For those readers of Bindoon Bookworm from the beginning, you may remember that I wrote about the interlibrary loans process and the limitations that had been placed on requests from other libraries. The TLDR (Too Long, Didn’t Read) version is that due to interlibrary loans being cost prohibitive, we couldn’t request any items that were less than a year old, or that fell under the Junior, Kindy, or Young Adult categories. Nor could we borrow DVDs or audiobooks from other libraries. For a small library with limited stock, plus not having another library close by, this was painful for our members.
Library staff from around the state, especially those in rural libraries, spoke out loudly about these restrictions. We understood that it was expensive, but it greatly disadvantaged our members who couldn’t just pop five minutes down the road to another large library like metropolitan members could. There was a long consultation period, many, many meetings in which our point of view was advocated for by a rural librarian, and statistics were gathered over a twelve month period.

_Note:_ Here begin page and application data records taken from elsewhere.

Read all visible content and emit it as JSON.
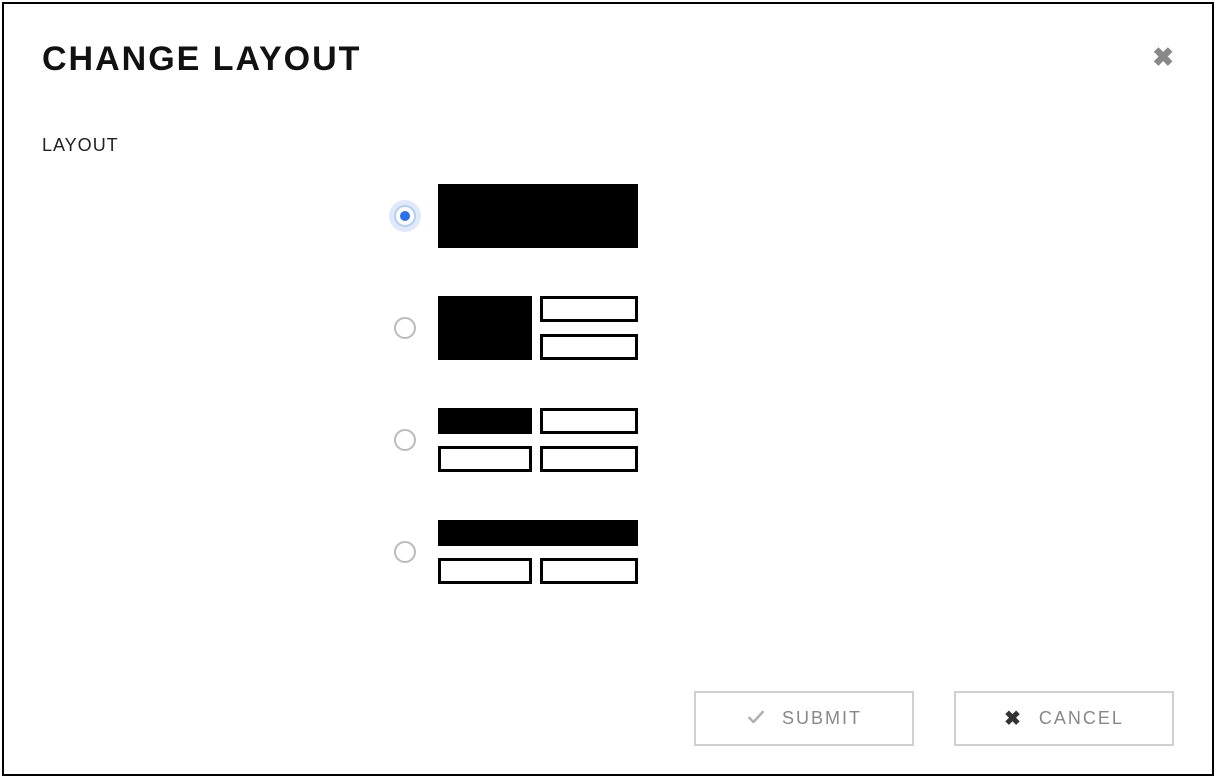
{
  "dialog": {
    "title": "CHANGE LAYOUT",
    "form_label": "LAYOUT",
    "options": [
      {
        "id": "full",
        "selected": true
      },
      {
        "id": "split-left-stack",
        "selected": false
      },
      {
        "id": "quad",
        "selected": false
      },
      {
        "id": "top-two-bottom",
        "selected": false
      }
    ],
    "buttons": {
      "submit": "SUBMIT",
      "cancel": "CANCEL"
    }
  }
}
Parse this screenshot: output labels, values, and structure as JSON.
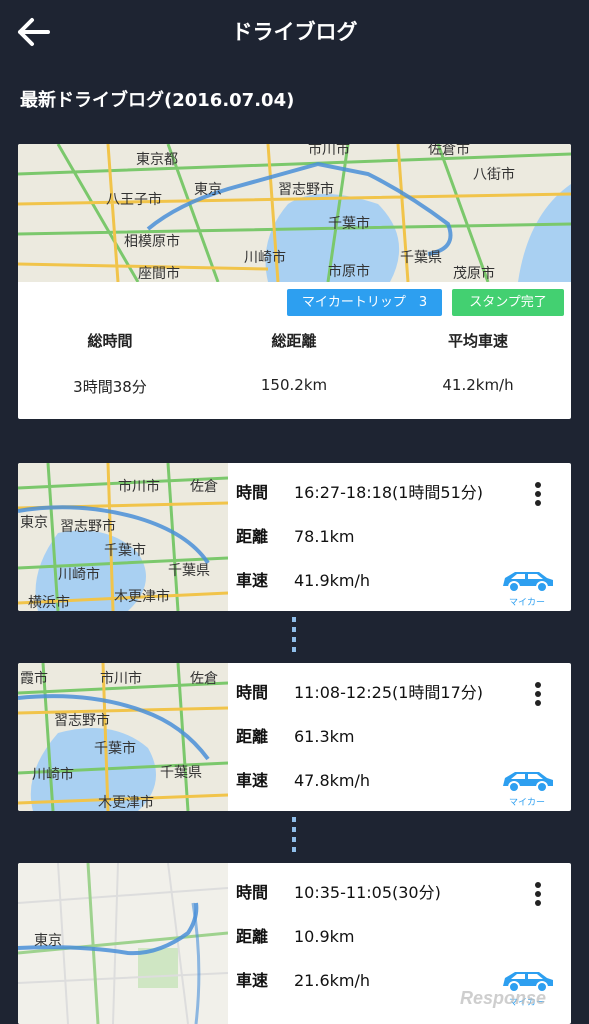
{
  "header": {
    "title": "ドライブログ",
    "back_icon": "arrow-left-icon"
  },
  "section_title": "最新ドライブログ(2016.07.04)",
  "summary": {
    "trip_badge": "マイカートリップ　3",
    "stamp_badge": "スタンプ完了",
    "stats": [
      {
        "label": "総時間",
        "value": "3時間38分"
      },
      {
        "label": "総距離",
        "value": "150.2km"
      },
      {
        "label": "平均車速",
        "value": "41.2km/h"
      }
    ],
    "map_labels": [
      "東京都",
      "市川市",
      "佐倉市",
      "八街市",
      "八王子市",
      "東京",
      "習志野市",
      "相模原市",
      "千葉市",
      "座間市",
      "川崎市",
      "市原市",
      "千葉県",
      "茂原市"
    ]
  },
  "trips": [
    {
      "time_label": "時間",
      "time_value": "16:27-18:18(1時間51分)",
      "distance_label": "距離",
      "distance_value": "78.1km",
      "speed_label": "車速",
      "speed_value": "41.9km/h",
      "vehicle": "マイカー",
      "map_labels": [
        "市川市",
        "佐倉",
        "東京",
        "習志野市",
        "千葉市",
        "川崎市",
        "千葉県",
        "横浜市",
        "木更津市"
      ]
    },
    {
      "time_label": "時間",
      "time_value": "11:08-12:25(1時間17分)",
      "distance_label": "距離",
      "distance_value": "61.3km",
      "speed_label": "車速",
      "speed_value": "47.8km/h",
      "vehicle": "マイカー",
      "map_labels": [
        "霞市",
        "市川市",
        "佐倉",
        "習志野市",
        "千葉市",
        "川崎市",
        "千葉県",
        "木更津市"
      ]
    },
    {
      "time_label": "時間",
      "time_value": "10:35-11:05(30分)",
      "distance_label": "距離",
      "distance_value": "10.9km",
      "speed_label": "車速",
      "speed_value": "21.6km/h",
      "vehicle": "マイカー",
      "map_labels": [
        "東京"
      ]
    }
  ],
  "watermark": "Response",
  "colors": {
    "background": "#1e2432",
    "accent_blue": "#2d9ff0",
    "accent_green": "#43d071",
    "route": "#4a8fd8"
  }
}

At the beginning of this year it was announced that the restrictions had been reviewed and altered. We are still unable to borrow items with an accession date of less than twelve months and DVDs are also unable to be ordered. However, all other restrictions have been lifted. This means that yes, if another library has the final book in the Percy Jackson series, we can get it in for your child. It means that yes, we can order in audiobooks for those of you who prefer them. It also means that we can get in that particular book that is needed for the home schooling curriculum.
What we do need to be mindful of is that we don’t abuse the interlibrary loan system, as it has been proven that it can and will be taken from us. Don’t request a book and then never come in to pick it up, or return it long overdue. You may not get the overdue letters from the other libraries, but I do and it’s not fun explaining that I’ve not been able to return it simply because one of my members doesn’t respect the due date. Be careful with the loans and return them in the same condition that you were given them – torn pages and water damage are common and again, it’s then up to me to provide an explanation.
At the risk of sounding like a Stern Librarian™, at the end of the day, items borrowed from the library, whether it be your local library or ones that have been gotten in for you from another library, need to be treated with care and respect. You’ve been able to borrow them for free, and returning items late or damaged affects other members.
We want to be able to continue these services and that means we need everyone on board, doing their part.